Then again, it was hard to imagine that the Yankees would offer $10 million to Carl Pavano.

Before making any definitive statements on the size and the meaning of the Yankees’ 2011 Opening Day payroll, I think I’ll wait a bit longer … perhaps until Opening Day.

9 thoughts on “The Accidental Budget

  1. Taylor, "panic" is such an ugly word. Let's go with "nervous". When the Yanks offered Pavano $10 million, I'd say that was a sign that the organization was feeling "nervous".

    • To be fair, that says as much (or more) about the Rays (and Longoria's agent) than the Yankees.

    • What's that you said Mark? Did I hear you say, "thanks for your first round draft pick"? Why, you're welcome Mark! Don't mention it! ;^)

      It's fun to play the game of "The Yankees' [fill in the blank] cost more than our entire [fill in the blank]." Although I think you've based your calculation on the multi-year commitments the Yankees have made to Rivera, Soriano and Feliciano (assuming that Soriano does not opt out), compared to the single-season projected 2011 Rays' payroll. That's kind of a Big Apples to Florida Oranges comparison, don't you think? Of course, you can always fall back on the apples to apples comparison to the Yankees' payroll for its infield. I know I can't win in this kind of discussion with you, but you have to admire my fighting spirit.

  2. so, what # will Jones wear, he's been #25 since he's been in majors, & that's Texeira's. Also they gave Soriano #29, is Cervelli toast?

  3. I'm not much for numbers. For Cervelli, I'd like to give him a good Yankees' catcher number, but we can't use 8 or 15 or 20 or 32. Let's give him 38, Marcus Thames' old number, and also the number used by Johnny Blanchard in the 1960s. Blanchard was a valuable (if part-time) catcher on some great Yankees teams. Cervelli could do worse.
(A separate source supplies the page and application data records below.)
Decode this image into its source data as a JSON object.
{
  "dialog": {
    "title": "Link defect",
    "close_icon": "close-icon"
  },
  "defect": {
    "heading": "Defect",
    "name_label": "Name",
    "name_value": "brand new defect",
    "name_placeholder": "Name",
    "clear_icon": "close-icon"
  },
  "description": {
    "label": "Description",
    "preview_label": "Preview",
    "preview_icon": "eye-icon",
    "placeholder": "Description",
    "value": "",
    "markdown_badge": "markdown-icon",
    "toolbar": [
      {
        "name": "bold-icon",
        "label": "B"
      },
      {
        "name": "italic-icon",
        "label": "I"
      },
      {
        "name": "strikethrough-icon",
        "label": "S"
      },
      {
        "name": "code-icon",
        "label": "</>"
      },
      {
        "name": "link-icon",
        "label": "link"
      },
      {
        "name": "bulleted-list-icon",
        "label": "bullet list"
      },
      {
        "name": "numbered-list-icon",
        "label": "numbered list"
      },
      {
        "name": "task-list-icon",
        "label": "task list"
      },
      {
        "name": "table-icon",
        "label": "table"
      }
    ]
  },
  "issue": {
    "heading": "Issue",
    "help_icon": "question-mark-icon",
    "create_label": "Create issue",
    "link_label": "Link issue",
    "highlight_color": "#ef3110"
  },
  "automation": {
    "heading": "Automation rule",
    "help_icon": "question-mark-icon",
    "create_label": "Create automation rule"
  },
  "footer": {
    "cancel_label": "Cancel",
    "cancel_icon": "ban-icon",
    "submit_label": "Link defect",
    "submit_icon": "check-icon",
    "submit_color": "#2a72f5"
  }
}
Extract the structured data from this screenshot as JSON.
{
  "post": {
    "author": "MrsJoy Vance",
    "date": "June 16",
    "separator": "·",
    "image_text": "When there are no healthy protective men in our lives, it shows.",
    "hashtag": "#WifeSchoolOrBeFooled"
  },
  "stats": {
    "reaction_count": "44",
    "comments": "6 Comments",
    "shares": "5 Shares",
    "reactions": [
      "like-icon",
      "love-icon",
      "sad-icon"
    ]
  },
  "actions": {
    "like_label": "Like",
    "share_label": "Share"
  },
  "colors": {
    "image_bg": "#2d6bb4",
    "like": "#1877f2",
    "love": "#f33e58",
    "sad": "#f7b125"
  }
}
    Jones? You're right, he's always been # 25. They can't do the old reverse the digits thing, since CC has # 52. DiMaggio had the square root of 25 … we're going to have to think of something else. Let's try the "who would we like Jones to emulate" strategy. How about Paul Blair? Blair was acquired by the Yankees when he was around Jones' age, and Blair did an admirable job as part-time outfielder for the 1977-78 Yankees. Blair should be on anyone's short list for best fielding outfielders of all time, and Jones was signed by the Yankees in part because of his defensive abilities. Blair wore #27 for the Yankees (only two off from Jones' usual #25). # 27 was good enough for Girardi to wear as manager in 2009. # 27 is currently being used (I think) by Greg Golson, but I think Jones outranks Golson in the Yankee hierarchy at the moment. So that's my vote, Jones wears # 27 and Golson wears whatever number is handy.

    Only I don't have a vote.

  4. I am more worried about the numbers the 4th and 5th starters wear then Jones and Cevelii's #'s. They Yankees cannot go into spring trianing with Nova and Mitre as 4 and 5. I saw stretch Joba out in spring training and see what he can do. I do not think he could be any worse then Mitre. I like Nova at 5 because anyone can be a 5.